Jafar Panahi and the Power of Cinema
NEW YORK, March 2, 2011 - In the context of Iranian filmmaker Jafar Panahi's recent sentence—a six-year jail term and twenty-year ban on making films—for his association with the reformist Green Movement, a panel of experts in Iranian cinema and human rights gathered at Asia Society New York to discuss the director's artistic significance and the power of cinema, as part of Asia Society's film series A Tribute to Iranian Filmmaker Jafar Panahi.
Duke University Associate Professor of Literature Negar Mottahedeh placed Panahi in the wider context of filmmaking in Iran, where filmmakers face stringent restrictions in their efforts to depict Iranian reality.
Hadi Ghaemi of the International Campaign for Human Rights in Iran explained that Panahi received his stiff sentence because "through his filmmaking, through his art, he was bearing witness. [The Iranian authorities] did not want a witness." Ghaemi went on to add that by delivering such a sentence, the Iranian government made an example of Panahi to all those who want to express their discontent in Iran.
The panel was quick to situate Panahi's plight against the ongoing democratic uprisings in the greater Middle East. Columbia University professor Hamid Dabashi emphasized, "It is imperative for you [the audience] to have not negative but absolutely positive, life-affirming image of what's happening in Iran or the region in general. People have been dreaming of these uprisings in their poetry, their art, their literature, their political, social, and philosophical thinking and writing ... In every country ... in order to understand what's happening, avoid cliché and start looking at their cinema."
Dabashi's view was supported by Richard Peña, program director for the Film Society of Lincoln Center, who offered some hope for how cinema can bring about greater understanding.

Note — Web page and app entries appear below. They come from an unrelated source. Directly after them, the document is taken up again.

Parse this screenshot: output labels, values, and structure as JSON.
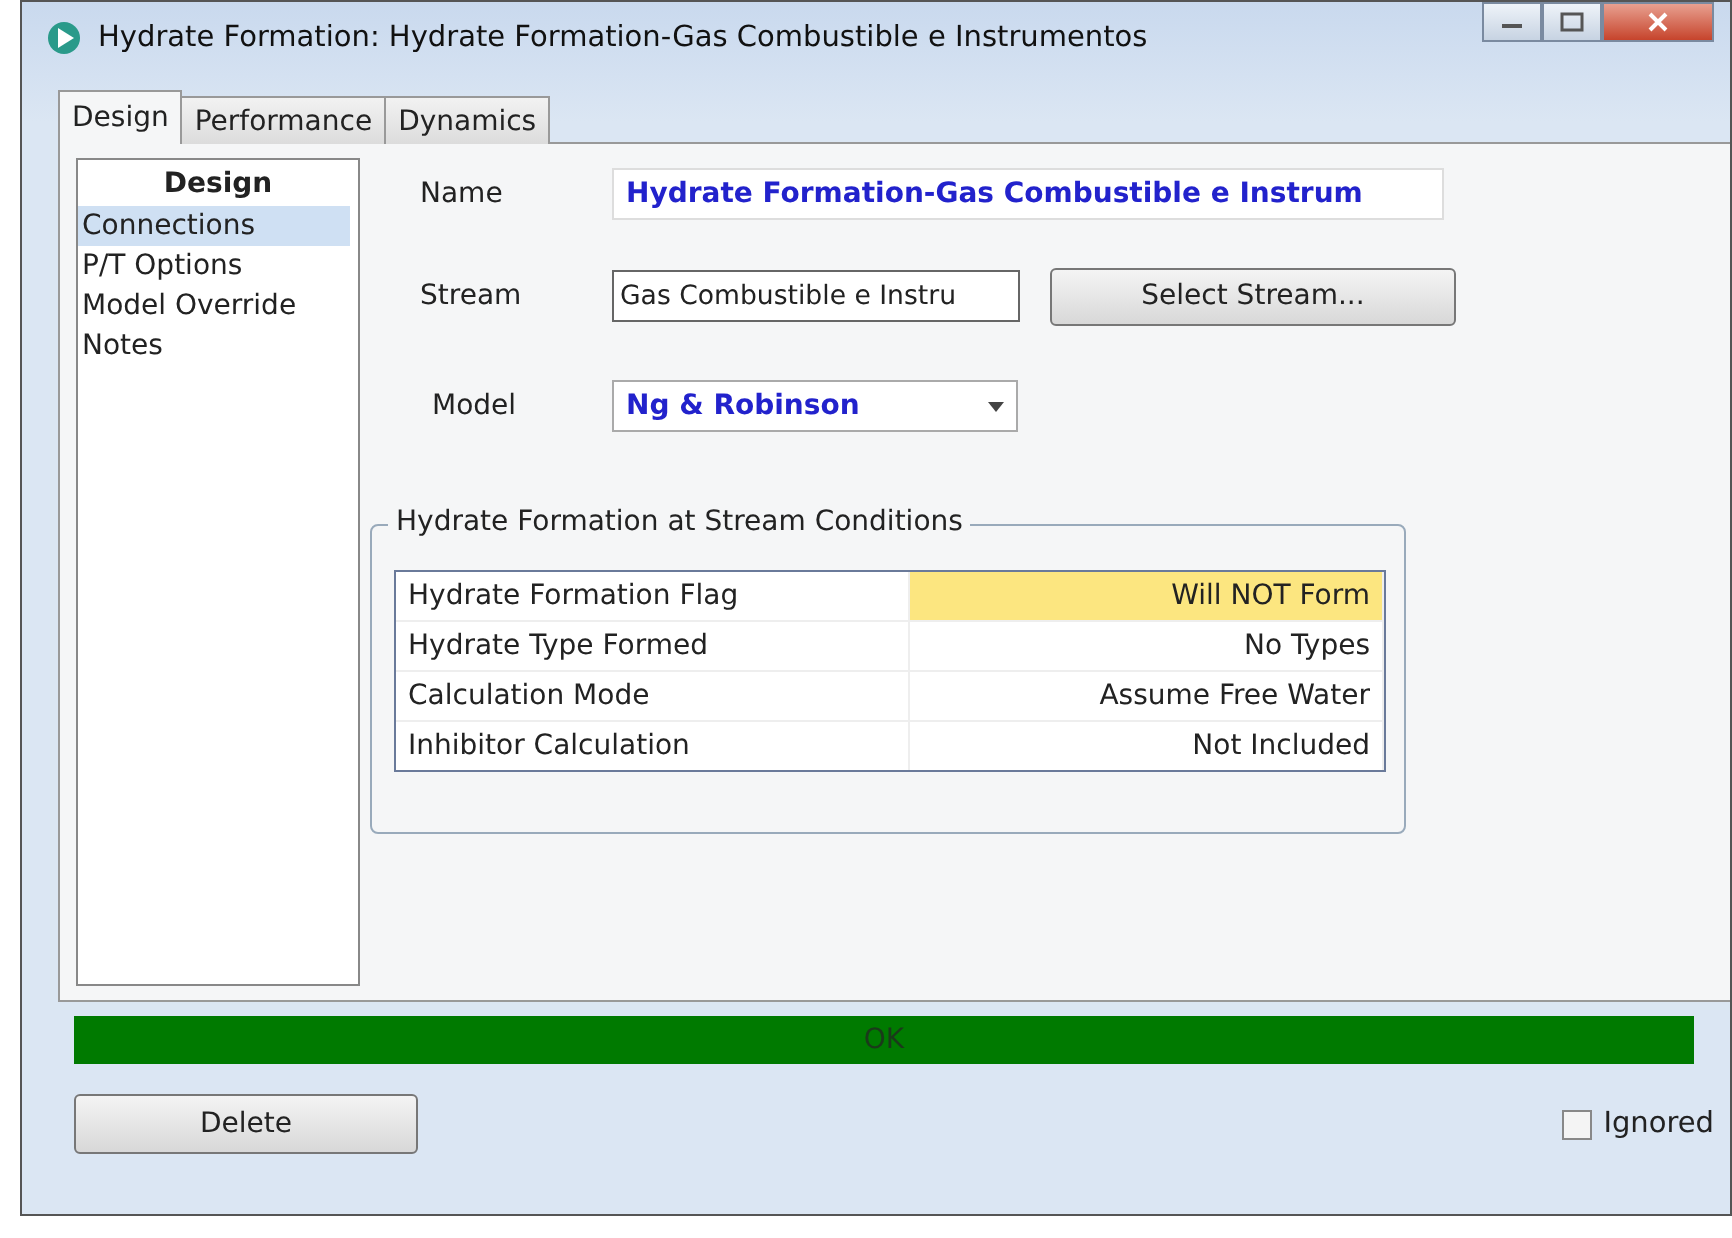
{
  "window": {
    "title": "Hydrate Formation: Hydrate Formation-Gas Combustible e Instrumentos"
  },
  "tabs": [
    {
      "label": "Design",
      "selected": true
    },
    {
      "label": "Performance",
      "selected": false
    },
    {
      "label": "Dynamics",
      "selected": false
    }
  ],
  "sidebar": {
    "heading": "Design",
    "items": [
      {
        "label": "Connections",
        "selected": true
      },
      {
        "label": "P/T Options",
        "selected": false
      },
      {
        "label": "Model Override",
        "selected": false
      },
      {
        "label": "Notes",
        "selected": false
      }
    ]
  },
  "name": {
    "label": "Name",
    "value": "Hydrate Formation-Gas Combustible e Instrum"
  },
  "stream": {
    "label": "Stream",
    "value": "Gas Combustible e Instru",
    "button": "Select Stream..."
  },
  "model": {
    "label": "Model",
    "value": "Ng & Robinson"
  },
  "group": {
    "title": "Hydrate Formation at Stream Conditions",
    "rows": [
      {
        "label": "Hydrate Formation Flag",
        "value": "Will NOT Form",
        "highlighted": true
      },
      {
        "label": "Hydrate Type Formed",
        "value": "No Types",
        "highlighted": false
      },
      {
        "label": "Calculation Mode",
        "value": "Assume Free Water",
        "highlighted": false
      },
      {
        "label": "Inhibitor Calculation",
        "value": "Not Included",
        "highlighted": false
      }
    ]
  },
  "status": {
    "text": "OK",
    "color": "#007a00"
  },
  "delete_button": "Delete",
  "ignored": {
    "label": "Ignored",
    "checked": false
  }
}
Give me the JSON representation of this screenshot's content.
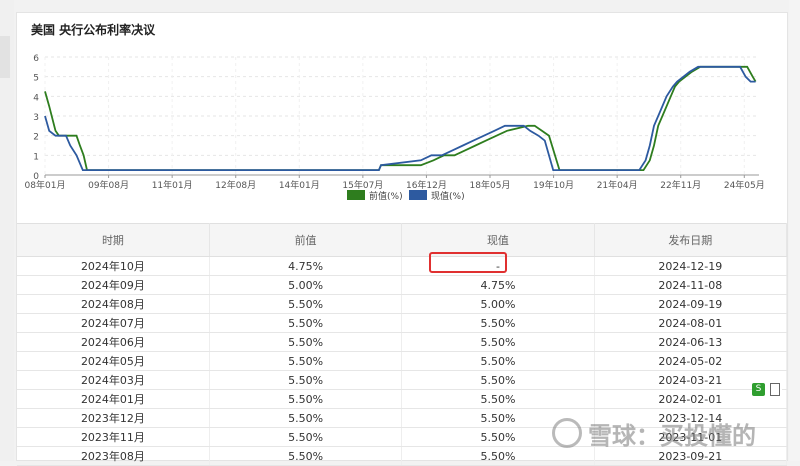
{
  "panel": {
    "title": "美国 央行公布利率决议"
  },
  "chart_data": {
    "type": "line",
    "title": "",
    "xlabel": "",
    "ylabel": "",
    "ylim": [
      0,
      6
    ],
    "yticks": [
      "0",
      "1",
      "2",
      "3",
      "4",
      "5",
      "6"
    ],
    "x_tick_labels": [
      "08年01月",
      "09年08月",
      "11年01月",
      "12年08月",
      "14年01月",
      "15年07月",
      "16年12月",
      "18年05月",
      "19年10月",
      "21年04月",
      "22年11月",
      "24年05月"
    ],
    "grid": true,
    "legend_position": "bottom",
    "series": [
      {
        "name": "前值(%)",
        "color": "#2e7d1e",
        "x": [
          2008.0,
          2008.1,
          2008.25,
          2008.33,
          2008.5,
          2008.75,
          2008.83,
          2008.92,
          2009.0,
          2015.95,
          2016.0,
          2016.95,
          2017.25,
          2017.5,
          2017.75,
          2018.0,
          2018.25,
          2018.5,
          2018.75,
          2019.0,
          2019.5,
          2019.66,
          2019.83,
          2020.0,
          2020.25,
          2022.25,
          2022.4,
          2022.5,
          2022.6,
          2022.75,
          2022.9,
          2023.0,
          2023.1,
          2023.25,
          2023.4,
          2023.6,
          2024.6,
          2024.72,
          2024.85,
          2024.92
        ],
        "values": [
          4.25,
          3.5,
          2.25,
          2.0,
          2.0,
          2.0,
          1.5,
          1.0,
          0.25,
          0.25,
          0.5,
          0.5,
          0.75,
          1.0,
          1.0,
          1.25,
          1.5,
          1.75,
          2.0,
          2.25,
          2.5,
          2.5,
          2.25,
          2.0,
          0.25,
          0.25,
          0.75,
          1.5,
          2.5,
          3.25,
          4.0,
          4.5,
          4.75,
          5.0,
          5.25,
          5.5,
          5.5,
          5.5,
          5.0,
          4.75
        ]
      },
      {
        "name": "现值(%)",
        "color": "#2d5aa0",
        "x": [
          2008.0,
          2008.1,
          2008.25,
          2008.33,
          2008.5,
          2008.6,
          2008.75,
          2008.9,
          2015.95,
          2016.0,
          2016.95,
          2017.2,
          2017.45,
          2017.7,
          2017.95,
          2018.2,
          2018.45,
          2018.7,
          2018.95,
          2019.4,
          2019.55,
          2019.75,
          2019.9,
          2020.1,
          2022.15,
          2022.3,
          2022.4,
          2022.5,
          2022.65,
          2022.8,
          2022.95,
          2023.05,
          2023.2,
          2023.35,
          2023.55,
          2024.55,
          2024.68,
          2024.8,
          2024.92
        ],
        "values": [
          3.0,
          2.25,
          2.0,
          2.0,
          2.0,
          1.5,
          1.0,
          0.25,
          0.25,
          0.5,
          0.75,
          1.0,
          1.0,
          1.25,
          1.5,
          1.75,
          2.0,
          2.25,
          2.5,
          2.5,
          2.25,
          2.0,
          1.75,
          0.25,
          0.25,
          0.75,
          1.5,
          2.5,
          3.25,
          4.0,
          4.5,
          4.75,
          5.0,
          5.25,
          5.5,
          5.5,
          5.0,
          4.75,
          4.75
        ]
      }
    ]
  },
  "table": {
    "columns": [
      "时期",
      "前值",
      "现值",
      "发布日期"
    ],
    "rows": [
      [
        "2024年10月",
        "4.75%",
        "-",
        "2024-12-19"
      ],
      [
        "2024年09月",
        "5.00%",
        "4.75%",
        "2024-11-08"
      ],
      [
        "2024年08月",
        "5.50%",
        "5.00%",
        "2024-09-19"
      ],
      [
        "2024年07月",
        "5.50%",
        "5.50%",
        "2024-08-01"
      ],
      [
        "2024年06月",
        "5.50%",
        "5.50%",
        "2024-06-13"
      ],
      [
        "2024年05月",
        "5.50%",
        "5.50%",
        "2024-05-02"
      ],
      [
        "2024年03月",
        "5.50%",
        "5.50%",
        "2024-03-21"
      ],
      [
        "2024年01月",
        "5.50%",
        "5.50%",
        "2024-02-01"
      ],
      [
        "2023年12月",
        "5.50%",
        "5.50%",
        "2023-12-14"
      ],
      [
        "2023年11月",
        "5.50%",
        "5.50%",
        "2023-11-01"
      ],
      [
        "2023年08月",
        "5.50%",
        "5.50%",
        "2023-09-21"
      ]
    ]
  },
  "watermark": {
    "text": "雪球：买投懂的"
  }
}
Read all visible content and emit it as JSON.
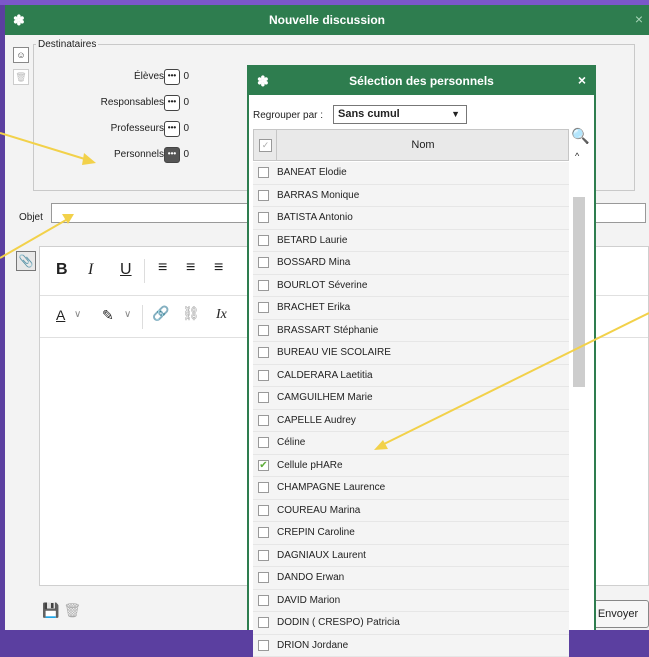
{
  "main": {
    "title": "Nouvelle discussion",
    "destinataires_legend": "Destinataires",
    "recipients": [
      {
        "label": "Élèves",
        "count": "0"
      },
      {
        "label": "Responsables",
        "count": "0"
      },
      {
        "label": "Professeurs",
        "count": "0"
      },
      {
        "label": "Personnels",
        "count": "0"
      }
    ],
    "dots_label": "•••",
    "objet_label": "Objet",
    "objet_value": "",
    "send_label": "Envoyer"
  },
  "toolbar": {
    "bold": "B",
    "italic": "I",
    "underline": "U",
    "align_left": "≡",
    "align_center": "≡",
    "align_right": "≡",
    "text_color": "A",
    "highlight": "✎",
    "link": "🔗",
    "unlink": "⛓",
    "clear_format": "Ix"
  },
  "modal": {
    "title": "Sélection des personnels",
    "close": "×",
    "group_label": "Regrouper par :",
    "group_value": "Sans cumul",
    "col_header": "Nom",
    "rows": [
      {
        "name": "BANEAT Elodie",
        "checked": false
      },
      {
        "name": "BARRAS Monique",
        "checked": false
      },
      {
        "name": "BATISTA Antonio",
        "checked": false
      },
      {
        "name": "BETARD Laurie",
        "checked": false
      },
      {
        "name": "BOSSARD Mina",
        "checked": false
      },
      {
        "name": "BOURLOT Séverine",
        "checked": false
      },
      {
        "name": "BRACHET Erika",
        "checked": false
      },
      {
        "name": "BRASSART Stéphanie",
        "checked": false
      },
      {
        "name": "BUREAU VIE SCOLAIRE",
        "checked": false
      },
      {
        "name": "CALDERARA Laetitia",
        "checked": false
      },
      {
        "name": "CAMGUILHEM Marie",
        "checked": false
      },
      {
        "name": "CAPELLE Audrey",
        "checked": false
      },
      {
        "name": "Céline",
        "checked": false
      },
      {
        "name": "Cellule pHARe",
        "checked": true
      },
      {
        "name": "CHAMPAGNE Laurence",
        "checked": false
      },
      {
        "name": "COUREAU Marina",
        "checked": false
      },
      {
        "name": "CREPIN Caroline",
        "checked": false
      },
      {
        "name": "DAGNIAUX Laurent",
        "checked": false
      },
      {
        "name": "DANDO Erwan",
        "checked": false
      },
      {
        "name": "DAVID Marion",
        "checked": false
      },
      {
        "name": "DODIN ( CRESPO) Patricia",
        "checked": false
      },
      {
        "name": "DRION Jordane",
        "checked": false
      }
    ]
  },
  "colors": {
    "green": "#2e7d4f",
    "arrow": "#f2d14a",
    "frame": "#5b3fa0"
  }
}
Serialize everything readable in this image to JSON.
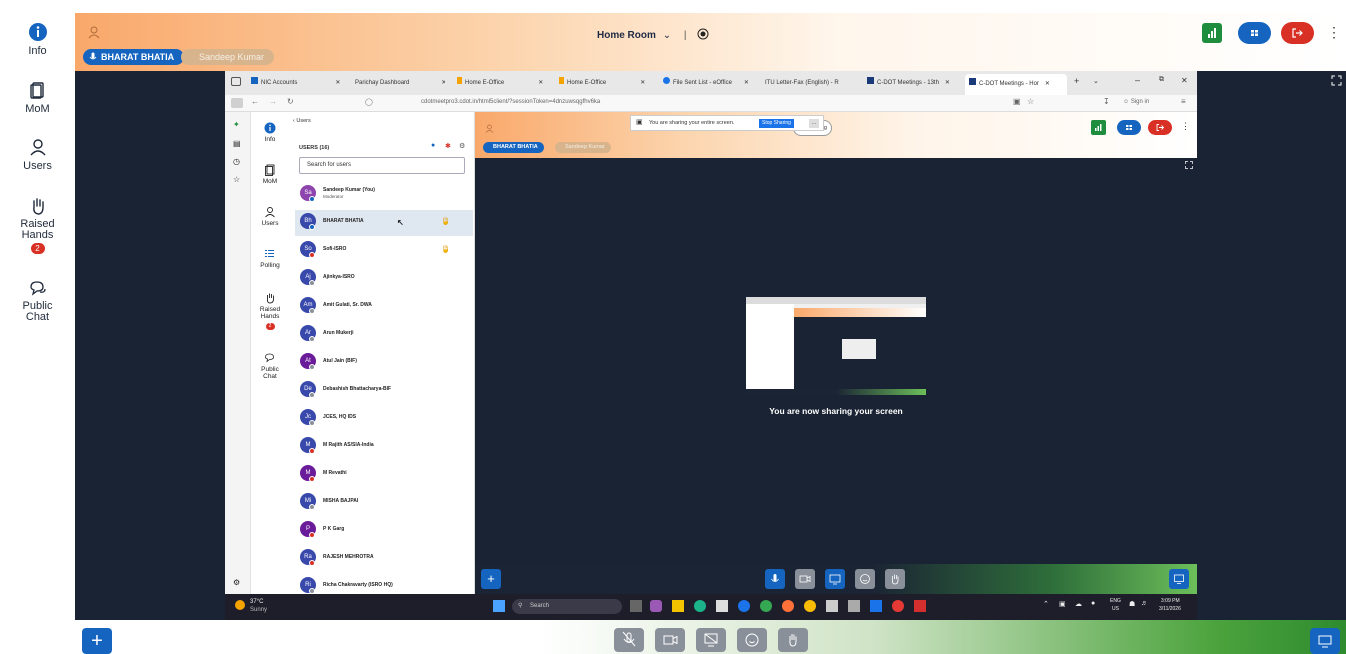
{
  "rail": {
    "items": [
      {
        "label": "Info",
        "icon": "info-icon"
      },
      {
        "label": "MoM",
        "icon": "document-icon"
      },
      {
        "label": "Users",
        "icon": "user-icon"
      },
      {
        "label": "Raised Hands",
        "icon": "hand-icon",
        "badge": "2"
      },
      {
        "label": "Public Chat",
        "icon": "chat-icon"
      }
    ]
  },
  "header": {
    "room_title": "Home Room",
    "presenter": "BHARAT BHATIA",
    "other_user": "Sandeep Kumar"
  },
  "browser": {
    "tabs": [
      "NIC Accounts",
      "Parichay Dashboard",
      "Home E-Office",
      "Home E-Office",
      "File Sent List - eOffice",
      "ITU Letter-Fax (English) - R",
      "C-DOT Meetings - 13th",
      "C-DOT Meetings - Hor"
    ],
    "url": "cdotmeetpro3.cdot.in/html5client/?sessionToken=4dnzuwsqgfhv6ka",
    "sign_in": "Sign in",
    "share_banner": "You are sharing your entire screen.",
    "stop_sharing": "Stop Sharing",
    "recording": "recording"
  },
  "inner": {
    "rail": [
      {
        "label": "Info"
      },
      {
        "label": "MoM"
      },
      {
        "label": "Users"
      },
      {
        "label": "Polling"
      },
      {
        "label": "Raised Hands",
        "badge": "2"
      },
      {
        "label": "Public Chat"
      }
    ],
    "users_back": "Users",
    "users_heading": "USERS (16)",
    "search_placeholder": "Search for users",
    "users": [
      {
        "initials": "Sa",
        "name": "Sandeep Kumar (You)",
        "sub": "Moderator",
        "color": "#8e44ad"
      },
      {
        "initials": "Bh",
        "name": "BHARAT BHATIA",
        "color": "#3949ab",
        "hand": true,
        "highlight": true
      },
      {
        "initials": "So",
        "name": "Sofi-ISRO",
        "color": "#3949ab",
        "hand": true
      },
      {
        "initials": "Aj",
        "name": "Ajinkya-ISRO",
        "color": "#3949ab"
      },
      {
        "initials": "Am",
        "name": "Amit Gulati, Sr. DWA",
        "color": "#3949ab"
      },
      {
        "initials": "Ar",
        "name": "Arun Mukerji",
        "color": "#3949ab"
      },
      {
        "initials": "At",
        "name": "Atul Jain (BIF)",
        "color": "#6a1b9a"
      },
      {
        "initials": "De",
        "name": "Debashish Bhattacharya-BIF",
        "color": "#3949ab"
      },
      {
        "initials": "Jc",
        "name": "JCES, HQ IDS",
        "color": "#3949ab"
      },
      {
        "initials": "M",
        "name": "M Rajith AS/SIA-India",
        "color": "#3949ab"
      },
      {
        "initials": "M",
        "name": "M Revathi",
        "color": "#6a1b9a"
      },
      {
        "initials": "Mi",
        "name": "MISHA BAJPAI",
        "color": "#3949ab"
      },
      {
        "initials": "P",
        "name": "P K Garg",
        "color": "#6a1b9a"
      },
      {
        "initials": "Ra",
        "name": "RAJESH MEHROTRA",
        "color": "#3949ab"
      },
      {
        "initials": "Ri",
        "name": "Richa Chakravarty (ISRO HQ)",
        "color": "#3949ab"
      }
    ],
    "presenter": "BHARAT BHATIA",
    "other_user": "Sandeep Kumar",
    "sharing_caption": "You are now sharing your screen"
  },
  "taskbar": {
    "weather_temp": "37°C",
    "weather_desc": "Sunny",
    "search": "Search",
    "lang": "ENG",
    "region": "US",
    "time": "3:09 PM",
    "date": "3/11/2026"
  },
  "colors": {
    "primary": "#1565c0",
    "danger": "#d93025",
    "success": "#1e8e3e",
    "stage": "#1a2333"
  }
}
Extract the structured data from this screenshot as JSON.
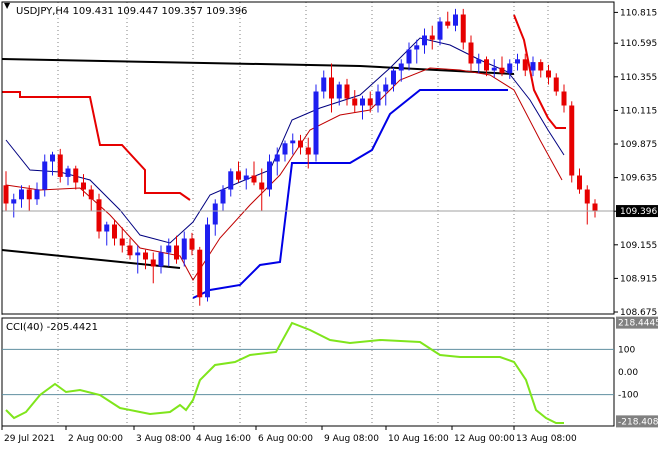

"Considering how important this region is to America, Americans remain largely ignorant of it," Peña said. "I think obviously if they would see these films ... they would certainly understand the extraordinary complexity of this region."